“By granting these pardons to people who are transforming their lives, the governor is seeking to remove barriers to employment and public service, restore civic rights and responsibilities and prevent unjust collateral consequences of conviction,” Newsom’s office said in a statement.
Burton was raised in housing projects in East Los Angeles and was sexually assaulted several times. In 1982, her 5-year-old son was accidentally hit and killed by an off-duty LAPD officer. She turned to crack cocaine and was in and out of prison until she finally found sobriety in a program in Santa Monica.
After getting off drugs, she worked to help other former female inmates adjust to life without bars and avoid crime.
Burton founded a Watts-based nonprofit, A New Way of Life Reentry Project, that provides housing for women when they leave prison and helps them find work and recover from drug addiction.
She also has advocated against long prison sentences and for the restoration of ex-felons’ civil rights, including the right to vote. She has received several awards for her work and in 2017 wrote a book, “Becoming Ms. Burton: From Prison to Recovery to Leading the Fight for Incarcerated Women.”
Burton could not immediately be reached for comment.
The governor is authorized to grant clemency under the California Constitution. A pardon does not minimize past conduct, nor does it expunge or erase the conviction, Newsom’s office said in a statement.
The announcement came after a majority of the seven-justice California Supreme Court decided in a closed session Tuesday that Burton was eligible for a pardon. A majority of the court must review all clemency applications for people who have more than one felony.

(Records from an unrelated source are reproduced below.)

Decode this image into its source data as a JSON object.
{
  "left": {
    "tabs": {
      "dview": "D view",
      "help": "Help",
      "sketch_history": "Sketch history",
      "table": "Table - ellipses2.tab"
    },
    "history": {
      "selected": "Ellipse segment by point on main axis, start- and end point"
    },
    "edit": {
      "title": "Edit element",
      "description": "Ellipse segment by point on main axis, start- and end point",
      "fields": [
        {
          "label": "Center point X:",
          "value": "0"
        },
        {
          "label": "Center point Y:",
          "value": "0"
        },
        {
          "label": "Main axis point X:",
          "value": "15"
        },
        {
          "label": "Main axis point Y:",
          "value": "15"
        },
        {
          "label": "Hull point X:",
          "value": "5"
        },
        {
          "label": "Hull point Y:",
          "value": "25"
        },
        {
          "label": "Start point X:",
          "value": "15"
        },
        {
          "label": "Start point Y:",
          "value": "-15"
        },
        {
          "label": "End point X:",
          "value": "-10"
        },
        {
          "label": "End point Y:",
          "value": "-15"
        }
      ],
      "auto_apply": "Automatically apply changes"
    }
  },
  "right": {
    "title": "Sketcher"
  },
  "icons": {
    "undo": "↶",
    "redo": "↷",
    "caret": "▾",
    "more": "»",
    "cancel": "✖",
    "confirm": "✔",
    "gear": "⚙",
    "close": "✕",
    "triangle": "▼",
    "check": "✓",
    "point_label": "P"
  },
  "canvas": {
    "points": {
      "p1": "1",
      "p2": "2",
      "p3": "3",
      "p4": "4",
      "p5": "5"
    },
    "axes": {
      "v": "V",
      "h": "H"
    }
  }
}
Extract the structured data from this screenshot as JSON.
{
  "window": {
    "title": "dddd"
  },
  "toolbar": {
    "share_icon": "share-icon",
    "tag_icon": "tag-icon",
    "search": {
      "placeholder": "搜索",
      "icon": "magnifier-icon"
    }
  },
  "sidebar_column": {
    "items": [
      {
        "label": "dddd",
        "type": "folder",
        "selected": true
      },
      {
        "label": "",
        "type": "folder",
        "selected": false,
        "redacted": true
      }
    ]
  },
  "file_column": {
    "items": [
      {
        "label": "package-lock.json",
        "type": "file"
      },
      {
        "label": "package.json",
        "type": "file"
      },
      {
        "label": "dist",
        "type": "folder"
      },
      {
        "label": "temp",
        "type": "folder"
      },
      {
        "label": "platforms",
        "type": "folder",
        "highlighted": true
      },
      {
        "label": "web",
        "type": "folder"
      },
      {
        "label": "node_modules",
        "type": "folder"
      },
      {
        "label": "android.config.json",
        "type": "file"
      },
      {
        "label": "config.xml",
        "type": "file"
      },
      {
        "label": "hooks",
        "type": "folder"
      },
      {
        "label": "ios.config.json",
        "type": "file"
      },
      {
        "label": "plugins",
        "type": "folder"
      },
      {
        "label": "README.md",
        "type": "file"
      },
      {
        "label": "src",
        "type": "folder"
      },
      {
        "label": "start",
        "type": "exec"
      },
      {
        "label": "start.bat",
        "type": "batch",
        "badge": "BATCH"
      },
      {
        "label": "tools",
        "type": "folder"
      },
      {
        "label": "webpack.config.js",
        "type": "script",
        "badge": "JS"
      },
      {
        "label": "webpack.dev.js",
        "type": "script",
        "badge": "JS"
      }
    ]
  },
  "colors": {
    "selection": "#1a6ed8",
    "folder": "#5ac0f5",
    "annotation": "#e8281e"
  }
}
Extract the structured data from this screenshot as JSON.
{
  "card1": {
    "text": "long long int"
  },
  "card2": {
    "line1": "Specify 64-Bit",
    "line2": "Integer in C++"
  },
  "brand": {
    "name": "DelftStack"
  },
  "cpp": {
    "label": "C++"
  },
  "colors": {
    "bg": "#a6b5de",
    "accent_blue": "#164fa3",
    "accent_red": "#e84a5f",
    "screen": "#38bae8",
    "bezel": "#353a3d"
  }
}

Burton sought the pardon. In 2004, the Los Angeles Superior Court granted her a certificate of rehabilitation for her three drug convictions.
In December, the Board of Parole Hearings referred her application to the governor’s office with a favorable recommendation. Newsom then forwarded Burton’s case to the state high court.
In the court’s order approving a pardon, Justice Goodwin Liu wrote separately that the court grants such petitions if they do not represent an abuse of power.
“It is merely an acknowledgment that the governor may legitimately consider granting the application,” Liu wrote.
Times staff writer Jaclyn Cosgrove contributed to this report.